Some years ago I wrote about the cost of living in Japan - mainly for the benefit of those who are being hired outside the country. By covering some of the typical structuring and perks, though, I hope this article will be useful for those of you negotiating new terms with your employers - especially if you work alongside expat colleagues who probably are on these terms. If nothing else, you can tell the boss how much cheaper it will be to give you a pay raise than to bring in another expat!

We start first with the high end of the home budget spectrum. Now, by this I don't mean the high end of salaries, but rather the high end of personal costs. The fact is that there is no family unit more costly to maintain as a foreigner in Tokyo than a wage earner with a family of school-going children. If you have more than 3 kids, you may even find that the costs outstrip your once significant salary. One way around such sky-high costs is to leave your family behind in your home country.
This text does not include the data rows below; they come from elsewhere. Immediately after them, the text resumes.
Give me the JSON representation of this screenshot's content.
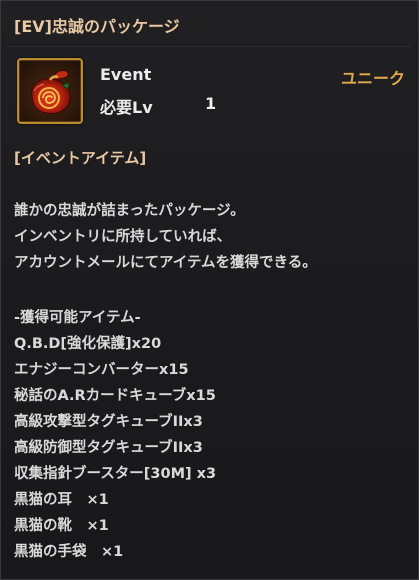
{
  "tooltip": {
    "title": "[EV]忠誠のパッケージ",
    "icon": "red-treasure-pouch-icon",
    "type_label": "Event",
    "rarity": "ユニーク",
    "level_label": "必要Lv",
    "level_value": "1",
    "category": "[イベントアイテム]",
    "description": [
      "誰かの忠誠が詰まったパッケージ。",
      "インベントリに所持していれば、",
      "アカウントメールにてアイテムを獲得できる。"
    ],
    "rewards_header": "-獲得可能アイテム-",
    "rewards": [
      "Q.B.D[強化保護]x20",
      "エナジーコンバーターx15",
      "秘話のA.Rカードキューブx15",
      "高級攻撃型タグキューブIIx3",
      "高級防御型タグキューブIIx3",
      "収集指針ブースター[30M] x3",
      "黒猫の耳　×1",
      "黒猫の靴　×1",
      "黒猫の手袋　×1"
    ]
  },
  "colors": {
    "title": "#e8c9a3",
    "rarity": "#e0a94a",
    "text": "#d9d9d9",
    "background": "#1c1c1e",
    "icon_border": "#b98a2e"
  }
}
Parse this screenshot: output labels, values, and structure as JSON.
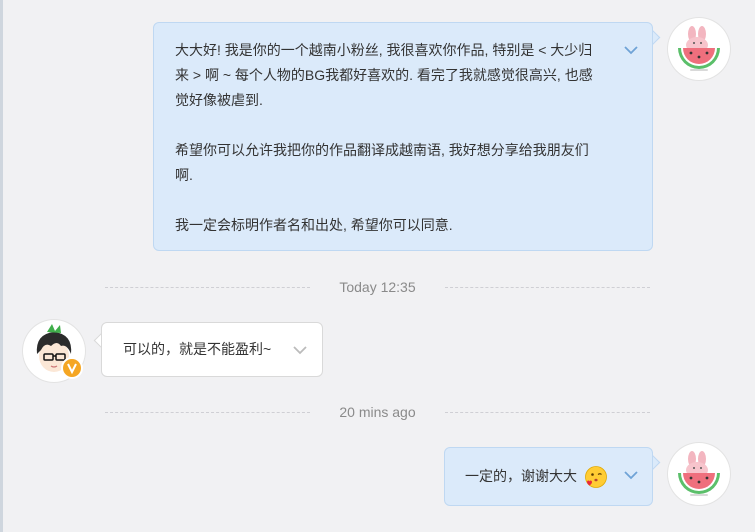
{
  "messages": [
    {
      "sender": "self",
      "paragraphs": [
        "大大好! 我是你的一个越南小粉丝, 我很喜欢你作品, 特别是 < 大少归来 > 啊 ~ 每个人物的BG我都好喜欢的. 看完了我就感觉很高兴, 也感觉好像被虐到.",
        "希望你可以允许我把你的作品翻译成越南语, 我好想分享给我朋友们啊.",
        "我一定会标明作者名和出处, 希望你可以同意."
      ]
    },
    {
      "sender": "other",
      "text": "可以的，就是不能盈利~"
    },
    {
      "sender": "self",
      "text": "一定的，谢谢大大",
      "emoji": "blowing-kiss-emoji"
    }
  ],
  "timestamps": [
    "Today 12:35",
    "20 mins ago"
  ],
  "colors": {
    "outgoing_bubble": "#dbeafa",
    "incoming_bubble": "#ffffff",
    "background": "#f1f1f3",
    "chevron": "#6fa3d6"
  },
  "icons": {
    "self_avatar": "watermelon-bunny-avatar",
    "other_avatar": "anime-boy-avatar",
    "verified_badge": "v-badge-icon",
    "dropdown": "chevron-down-icon"
  }
}
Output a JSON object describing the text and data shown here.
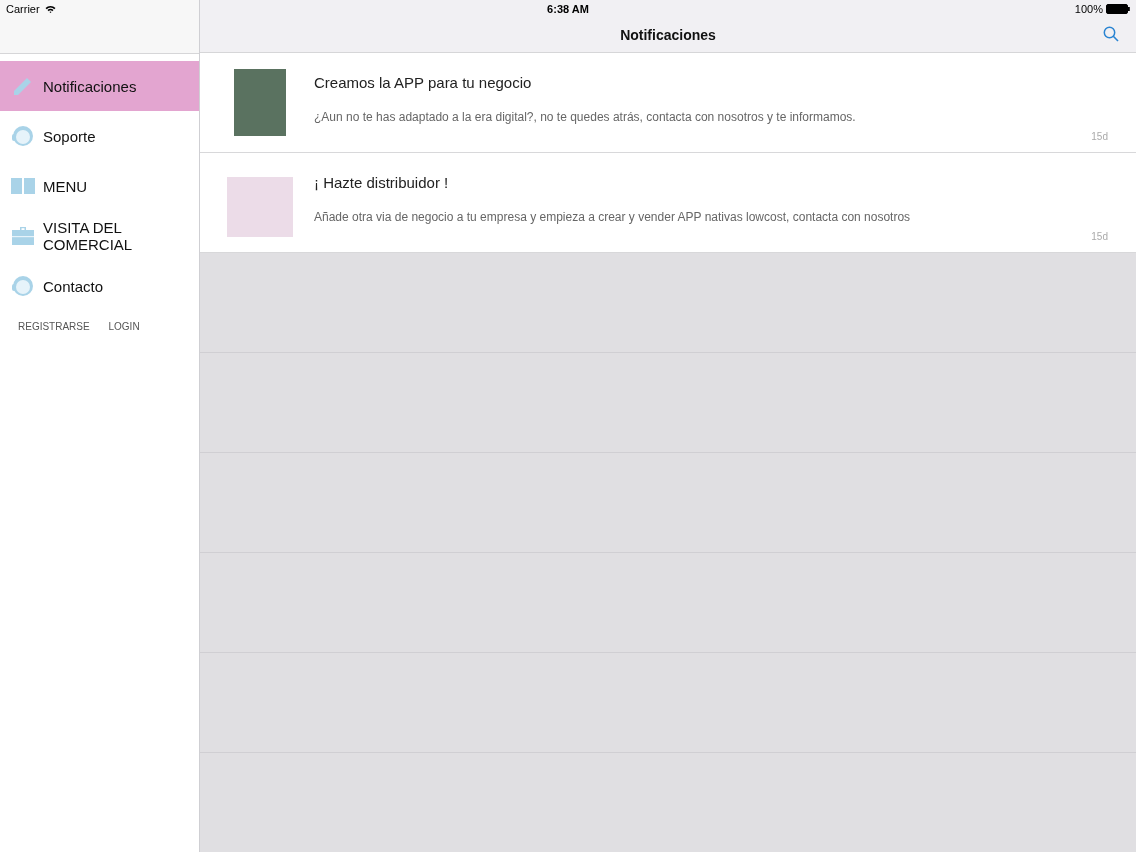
{
  "status_bar": {
    "carrier": "Carrier",
    "time": "6:38 AM",
    "battery": "100%"
  },
  "nav_bar": {
    "title": "Notificaciones"
  },
  "sidebar": {
    "items": [
      {
        "label": "Notificaciones",
        "kind": "pencil",
        "selected": true
      },
      {
        "label": "Soporte",
        "kind": "headset",
        "selected": false
      },
      {
        "label": "MENU",
        "kind": "book",
        "selected": false
      },
      {
        "label": "VISITA DEL COMERCIAL",
        "kind": "briefcase",
        "selected": false
      },
      {
        "label": "Contacto",
        "kind": "headset",
        "selected": false
      }
    ],
    "links": [
      "REGISTRARSE",
      "LOGIN"
    ]
  },
  "notifications": [
    {
      "title": "Creamos la APP para tu negocio",
      "body": "¿Aun no te has adaptado a la era digital?, no te quedes atrás, contacta con nosotros y te informamos.",
      "age": "15d",
      "kind": "phone"
    },
    {
      "title": "¡ Hazte distribuidor !",
      "body": "Añade otra via de negocio a tu empresa y empieza a crear y vender APP nativas lowcost, contacta con nosotros",
      "age": "15d",
      "kind": "flyer"
    }
  ]
}
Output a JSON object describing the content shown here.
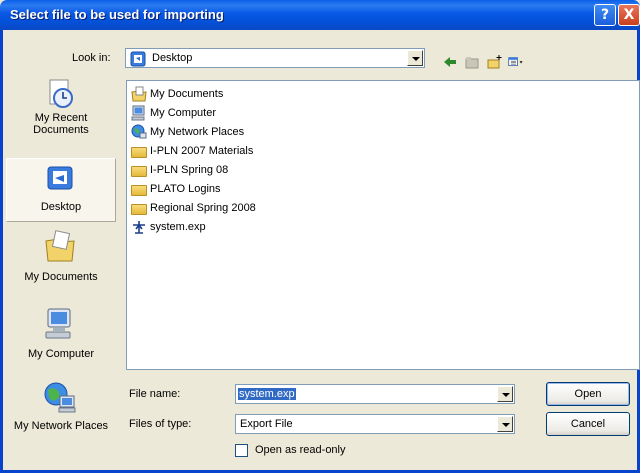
{
  "window": {
    "title": "Select file to be used for importing",
    "help_label": "?",
    "close_label": "X"
  },
  "look_in": {
    "label": "Look in:",
    "value": "Desktop"
  },
  "places": [
    {
      "label": "My Recent Documents"
    },
    {
      "label": "Desktop"
    },
    {
      "label": "My Documents"
    },
    {
      "label": "My Computer"
    },
    {
      "label": "My Network Places"
    }
  ],
  "files": [
    {
      "name": "My Documents",
      "icon": "my-documents-icon"
    },
    {
      "name": "My Computer",
      "icon": "my-computer-icon"
    },
    {
      "name": "My Network Places",
      "icon": "network-places-icon"
    },
    {
      "name": "I-PLN 2007 Materials",
      "icon": "folder-icon"
    },
    {
      "name": "I-PLN Spring 08",
      "icon": "folder-icon"
    },
    {
      "name": "PLATO Logins",
      "icon": "folder-icon"
    },
    {
      "name": "Regional Spring 2008",
      "icon": "folder-icon"
    },
    {
      "name": "system.exp",
      "icon": "exp-file-icon"
    }
  ],
  "file_name": {
    "label": "File name:",
    "value": "system.exp"
  },
  "file_type": {
    "label": "Files of type:",
    "value": "Export File"
  },
  "read_only": {
    "label": "Open as read-only",
    "checked": false
  },
  "buttons": {
    "open": "Open",
    "cancel": "Cancel"
  },
  "colors": {
    "titlebar": "#0A5FE8",
    "selection": "#316AC5",
    "dialog_bg": "#ECE9D8"
  }
}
This might work if you can travel home on a regular (weekly or monthly) basis - in Hong Kong such people (usually dads) are called "astronauts".

Another solution is to live far from Tokyo, and put your kids into Japanese schools - in other words, living like a Japanese salaryman. But it's fair to say that most foreign executives don't make ideal candidates for Japanese salaryman lifestyles, and instead are looking for a fuller expat lifestyle. It is for these people that I have given the example costs below for.

A. One-time costs:

1. New 4WD "soccer mom" car including registration - JPY10M
2. Apartment deposit, 150 sq. m., good central location (5 months rent and 1 month in advance) - JPY4.5M
3. Furniture for 4 (modest budget, supplemented by a container of stuff you ship from your home country) - JPY5M
4. International school/kindergarten yearly - JPY2.5M x 2 kids
5. Foreign Club membership (sports and social facilities) - JPY2m

B. Monthly costs:

1. Apartment rent (2- or 3-bedroom), Hiroo, Shibuya, or similar - JPY750K/month
2. Food for 4, including substantially Western diet items - JPY200K/month
3. Eating out for 2, once a week plus baby sitter - JPY120K/month
4. Gas, car maintenance - JPY50K/month
5. Clothes, utilities, misc. - JPY100K/month
6. Clubs, other entertainment - JPY50K/month
TOTAL: JPY1.27M/month => JPY15.24M

So your first year in Japan could cost as much as JPY41,740,000 (US$380,000), but once you're past that initial set-up cost, then the annual bills before putting any savings aside, would be around JPY15M-JPY16M.

Remember that we still have taxes and social security to take into account. Based on the number of dependents and other tax deductions, the final figures will be different for everyone, but to have an expat lifestyle the example above (and we haven't added in personal purchases, private health, retirement costs, trips, etc.), from Year Two onwards, you'd be wanting to have a minimum salary of JPY20M-JPY22M annually. Not coincidentally, this happens to be a typical base wage for a Country Manager or similarly high-level executive for a foreign firm in Japan.

So how can you reduce these amounts and how do others afford to live in Japan? Firstly, if you are coming in from overseas, ask your company to help with the deposits on the apartment. After cleaning and restoration fees, they will get about 50%-70% back again once you leave Japan, so providing they have the local capital to do it, providing this upfront cash would not make a major difference to their balance sheets.

Secondly, focus on the school costs. If your firm will do it, and many big ones do, ask for them to provide a "scholarship" for each of your children - which is effectively a cost to them but doesn't fall to you as taxable income.

If your company is not supporting you; then life and the decisions will most likely be more difficult. I usually tell married working spouses to leave their families in their home country for the first 6-12 months, so that they can get their feet firmly on the ground and consolidate their career opportunities.

I address how to live a "middle-path" lifestyle in the next article.